Tortoises can also be surprisingly active in cold and wet weather. In this example we found this male Testudo graeca graeca active in early December in Murcia. The ground was very wet, and very cold, By basking in what little sunshine there was, however, he subsequently managed to raise his body temperature to 24 Celsius.
A tortoise prioritises protection of the head in an overnight scrape in cold, wet weather.
This juvenile emerged after a night where ambient temperatures fell to -0.5 Celsius but by basking soon elevated its core body temperature to +25.3 Celsius. One area where juveniles and adults do differ is that the smaller body mass of juveniles means that they respond more rapidly to basking than do larger adults due to thermal inertia.
All of the tortoises shown here are healthy, wild Testudo graeca graeca measured in their natural habitat. These temperatures are not exceptional. At certain points in the year they are entirely typical.
It is also worth noting that of all the 'Testudo' group, Testudo g. graeca is reputed to be by far the most 'delicate' or fragile. Certainly the temperatures and conditions experienced by T. ibera in parts of its range are far, far more severe than those experienced by Testudo g. graeca here in Spain or North Africa.
So, to conclude. No, they do not require a minimum of 30, 25, 15 or any similar double-digit overnight temperature measured in degrees Celsius to survive or be safe. There is zero basis for such claims, and any 'expert' who vehemently insists that they do is no 'expert'.

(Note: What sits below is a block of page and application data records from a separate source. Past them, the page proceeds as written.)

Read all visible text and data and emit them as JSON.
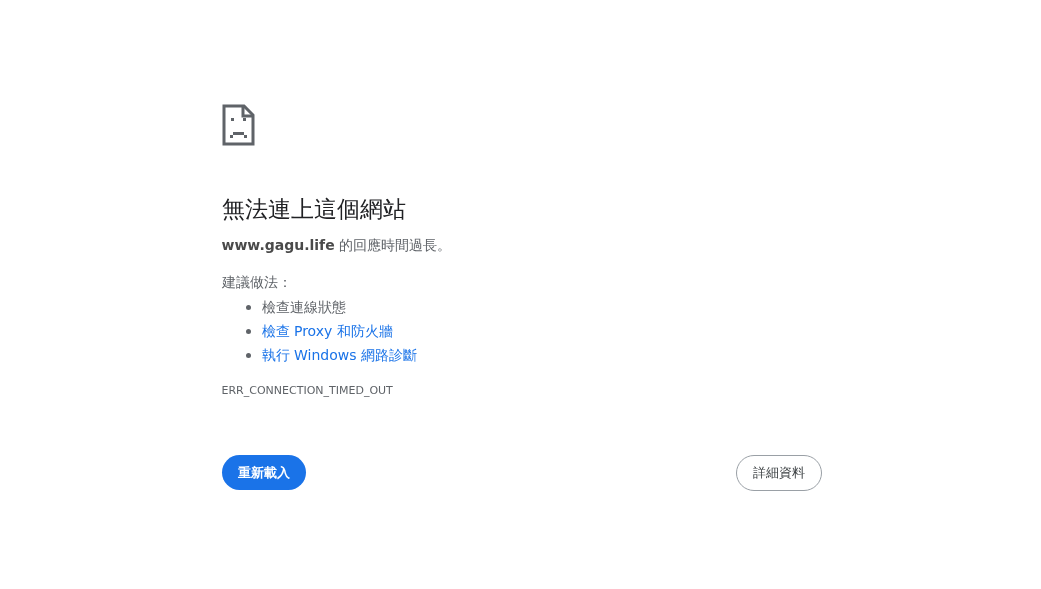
{
  "error": {
    "title": "無法連上這個網站",
    "host": "www.gagu.life",
    "message": " 的回應時間過長。",
    "suggestions_heading": "建議做法：",
    "suggestions": [
      {
        "kind": "text",
        "label": "檢查連線狀態"
      },
      {
        "kind": "link",
        "label": "檢查 Proxy 和防火牆"
      },
      {
        "kind": "link",
        "label": "執行 Windows 網路診斷"
      }
    ],
    "code": "ERR_CONNECTION_TIMED_OUT"
  },
  "buttons": {
    "reload": "重新載入",
    "details": "詳細資料"
  }
}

Obviously, we are in no way suggesting that you should deliberately subject tortoises to freezing conditions or extended periods of cold, miserable weather. What we are saying however, is that some of the 'facts' that you will read on the internet or on social media are demonstrably untrue and are grossly misleading. The thermodynamics of basking reptiles, and their overall biology and ecology is much more subtle and complex than many believe. We do them no good service by propagating false information or by spreading baseless myths.